Recorded data:
· · ·

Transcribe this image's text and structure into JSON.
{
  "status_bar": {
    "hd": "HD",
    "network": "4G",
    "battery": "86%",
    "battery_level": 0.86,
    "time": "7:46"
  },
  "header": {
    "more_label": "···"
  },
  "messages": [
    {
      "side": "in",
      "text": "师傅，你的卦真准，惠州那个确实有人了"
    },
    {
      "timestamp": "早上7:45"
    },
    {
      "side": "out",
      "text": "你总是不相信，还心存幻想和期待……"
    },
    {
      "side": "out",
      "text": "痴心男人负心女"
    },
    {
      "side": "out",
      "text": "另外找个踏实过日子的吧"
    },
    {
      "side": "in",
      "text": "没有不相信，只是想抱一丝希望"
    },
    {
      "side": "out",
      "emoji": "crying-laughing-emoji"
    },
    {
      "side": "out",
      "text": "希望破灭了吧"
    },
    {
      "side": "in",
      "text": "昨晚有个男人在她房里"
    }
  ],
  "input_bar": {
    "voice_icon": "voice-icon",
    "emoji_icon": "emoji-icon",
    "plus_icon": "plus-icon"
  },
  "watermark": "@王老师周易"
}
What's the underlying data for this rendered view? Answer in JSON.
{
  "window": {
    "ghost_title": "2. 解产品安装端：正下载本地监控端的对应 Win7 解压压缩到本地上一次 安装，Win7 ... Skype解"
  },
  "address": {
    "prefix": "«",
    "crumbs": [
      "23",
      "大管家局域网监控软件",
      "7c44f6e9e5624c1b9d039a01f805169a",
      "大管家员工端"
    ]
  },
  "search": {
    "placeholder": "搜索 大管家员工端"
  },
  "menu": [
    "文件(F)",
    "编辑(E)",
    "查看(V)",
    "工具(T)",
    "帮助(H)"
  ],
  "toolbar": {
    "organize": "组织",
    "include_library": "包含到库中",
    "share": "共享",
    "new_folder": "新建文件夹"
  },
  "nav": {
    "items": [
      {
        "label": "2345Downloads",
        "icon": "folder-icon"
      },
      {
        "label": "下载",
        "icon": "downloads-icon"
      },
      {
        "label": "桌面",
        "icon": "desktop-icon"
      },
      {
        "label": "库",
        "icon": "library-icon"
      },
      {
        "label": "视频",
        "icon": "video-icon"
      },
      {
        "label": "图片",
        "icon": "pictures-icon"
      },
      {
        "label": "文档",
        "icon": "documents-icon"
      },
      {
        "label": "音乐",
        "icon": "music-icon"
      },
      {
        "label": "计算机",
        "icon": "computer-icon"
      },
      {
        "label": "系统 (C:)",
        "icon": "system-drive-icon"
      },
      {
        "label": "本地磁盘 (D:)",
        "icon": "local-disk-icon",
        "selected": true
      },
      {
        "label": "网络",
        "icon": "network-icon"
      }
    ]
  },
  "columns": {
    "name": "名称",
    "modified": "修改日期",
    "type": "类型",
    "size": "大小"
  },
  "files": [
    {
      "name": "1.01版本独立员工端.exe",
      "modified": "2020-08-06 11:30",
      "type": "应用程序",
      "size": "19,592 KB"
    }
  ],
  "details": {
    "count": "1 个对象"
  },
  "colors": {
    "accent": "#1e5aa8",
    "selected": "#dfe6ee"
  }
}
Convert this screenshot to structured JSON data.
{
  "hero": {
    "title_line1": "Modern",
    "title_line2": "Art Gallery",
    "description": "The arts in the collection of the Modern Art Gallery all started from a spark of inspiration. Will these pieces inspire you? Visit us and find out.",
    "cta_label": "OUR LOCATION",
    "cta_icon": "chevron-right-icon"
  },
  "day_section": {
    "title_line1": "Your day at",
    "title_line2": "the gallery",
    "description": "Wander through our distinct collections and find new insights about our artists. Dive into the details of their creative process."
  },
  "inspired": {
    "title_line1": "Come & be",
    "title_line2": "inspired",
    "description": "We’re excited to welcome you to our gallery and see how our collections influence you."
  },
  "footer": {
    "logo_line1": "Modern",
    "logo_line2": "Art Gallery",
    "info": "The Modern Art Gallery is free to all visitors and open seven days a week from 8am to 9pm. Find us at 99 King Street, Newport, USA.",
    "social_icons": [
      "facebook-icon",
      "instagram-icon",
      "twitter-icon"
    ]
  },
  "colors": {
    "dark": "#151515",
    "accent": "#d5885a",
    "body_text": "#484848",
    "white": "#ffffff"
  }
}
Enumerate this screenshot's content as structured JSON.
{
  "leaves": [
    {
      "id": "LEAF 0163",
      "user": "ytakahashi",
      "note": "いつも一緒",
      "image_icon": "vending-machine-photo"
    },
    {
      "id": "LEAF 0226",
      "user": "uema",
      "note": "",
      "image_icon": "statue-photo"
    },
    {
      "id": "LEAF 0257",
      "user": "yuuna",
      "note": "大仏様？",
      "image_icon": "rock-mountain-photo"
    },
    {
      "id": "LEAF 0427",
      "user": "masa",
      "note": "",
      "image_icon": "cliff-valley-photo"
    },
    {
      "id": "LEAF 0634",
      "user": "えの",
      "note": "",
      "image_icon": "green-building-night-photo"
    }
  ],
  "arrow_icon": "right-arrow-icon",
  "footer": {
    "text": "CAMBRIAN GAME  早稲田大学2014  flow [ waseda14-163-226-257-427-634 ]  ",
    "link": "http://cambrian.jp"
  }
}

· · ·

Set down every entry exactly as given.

Transcribe this image's text and structure into JSON.
{
  "status_bar": {
    "hd": "HD",
    "network": "4G",
    "battery": "86%",
    "battery_level": 0.86,
    "time": "7:46"
  },
  "header": {
    "more_label": "···"
  },
  "messages": [
    {
      "side": "in",
      "text": "师傅，你的卦真准，惠州那个确实有人了"
    },
    {
      "timestamp": "早上7:45"
    },
    {
      "side": "out",
      "text": "你总是不相信，还心存幻想和期待……"
    },
    {
      "side": "out",
      "text": "痴心男人负心女"
    },
    {
      "side": "out",
      "text": "另外找个踏实过日子的吧"
    },
    {
      "side": "in",
      "text": "没有不相信，只是想抱一丝希望"
    },
    {
      "side": "out",
      "emoji": "crying-laughing-emoji"
    },
    {
      "side": "out",
      "text": "希望破灭了吧"
    },
    {
      "side": "in",
      "text": "昨晚有个男人在她房里"
    }
  ],
  "input_bar": {
    "voice_icon": "voice-icon",
    "emoji_icon": "emoji-icon",
    "plus_icon": "plus-icon"
  },
  "watermark": "@王老师周易"
}
What's the underlying data for this rendered view? Answer in JSON.
{
  "window": {
    "ghost_title": "2. 解产品安装端：正下载本地监控端的对应 Win7 解压压缩到本地上一次 安装，Win7 ... Skype解"
  },
  "address": {
    "prefix": "«",
    "crumbs": [
      "23",
      "大管家局域网监控软件",
      "7c44f6e9e5624c1b9d039a01f805169a",
      "大管家员工端"
    ]
  },
  "search": {
    "placeholder": "搜索 大管家员工端"
  },
  "menu": [
    "文件(F)",
    "编辑(E)",
    "查看(V)",
    "工具(T)",
    "帮助(H)"
  ],
  "toolbar": {
    "organize": "组织",
    "include_library": "包含到库中",
    "share": "共享",
    "new_folder": "新建文件夹"
  },
  "nav": {
    "items": [
      {
        "label": "2345Downloads",
        "icon": "folder-icon"
      },
      {
        "label": "下载",
        "icon": "downloads-icon"
      },
      {
        "label": "桌面",
        "icon": "desktop-icon"
      },
      {
        "label": "库",
        "icon": "library-icon"
      },
      {
        "label": "视频",
        "icon": "video-icon"
      },
      {
        "label": "图片",
        "icon": "pictures-icon"
      },
      {
        "label": "文档",
        "icon": "documents-icon"
      },
      {
        "label": "音乐",
        "icon": "music-icon"
      },
      {
        "label": "计算机",
        "icon": "computer-icon"
      },
      {
        "label": "系统 (C:)",
        "icon": "system-drive-icon"
      },
      {
        "label": "本地磁盘 (D:)",
        "icon": "local-disk-icon",
        "selected": true
      },
      {
        "label": "网络",
        "icon": "network-icon"
      }
    ]
  },
  "columns": {
    "name": "名称",
    "modified": "修改日期",
    "type": "类型",
    "size": "大小"
  },
  "files": [
    {
      "name": "1.01版本独立员工端.exe",
      "modified": "2020-08-06 11:30",
      "type": "应用程序",
      "size": "19,592 KB"
    }
  ],
  "details": {
    "count": "1 个对象"
  },
  "colors": {
    "accent": "#1e5aa8",
    "selected": "#dfe6ee"
  }
}
Convert this screenshot to structured JSON data.
{
  "hero": {
    "title_line1": "Modern",
    "title_line2": "Art Gallery",
    "description": "The arts in the collection of the Modern Art Gallery all started from a spark of inspiration. Will these pieces inspire you? Visit us and find out.",
    "cta_label": "OUR LOCATION",
    "cta_icon": "chevron-right-icon"
  },
  "day_section": {
    "title_line1": "Your day at",
    "title_line2": "the gallery",
    "description": "Wander through our distinct collections and find new insights about our artists. Dive into the details of their creative process."
  },
  "inspired": {
    "title_line1": "Come & be",
    "title_line2": "inspired",
    "description": "We’re excited to welcome you to our gallery and see how our collections influence you."
  },
  "footer": {
    "logo_line1": "Modern",
    "logo_line2": "Art Gallery",
    "info": "The Modern Art Gallery is free to all visitors and open seven days a week from 8am to 9pm. Find us at 99 King Street, Newport, USA.",
    "social_icons": [
      "facebook-icon",
      "instagram-icon",
      "twitter-icon"
    ]
  },
  "colors": {
    "dark": "#151515",
    "accent": "#d5885a",
    "body_text": "#484848",
    "white": "#ffffff"
  }
}
Enumerate this screenshot's content as structured JSON.
{
  "leaves": [
    {
      "id": "LEAF 0163",
      "user": "ytakahashi",
      "note": "いつも一緒",
      "image_icon": "vending-machine-photo"
    },
    {
      "id": "LEAF 0226",
      "user": "uema",
      "note": "",
      "image_icon": "statue-photo"
    },
    {
      "id": "LEAF 0257",
      "user": "yuuna",
      "note": "大仏様？",
      "image_icon": "rock-mountain-photo"
    },
    {
      "id": "LEAF 0427",
      "user": "masa",
      "note": "",
      "image_icon": "cliff-valley-photo"
    },
    {
      "id": "LEAF 0634",
      "user": "えの",
      "note": "",
      "image_icon": "green-building-night-photo"
    }
  ],
  "arrow_icon": "right-arrow-icon",
  "footer": {
    "text": "CAMBRIAN GAME  早稲田大学2014  flow [ waseda14-163-226-257-427-634 ]  ",
    "link": "http://cambrian.jp"
  }
}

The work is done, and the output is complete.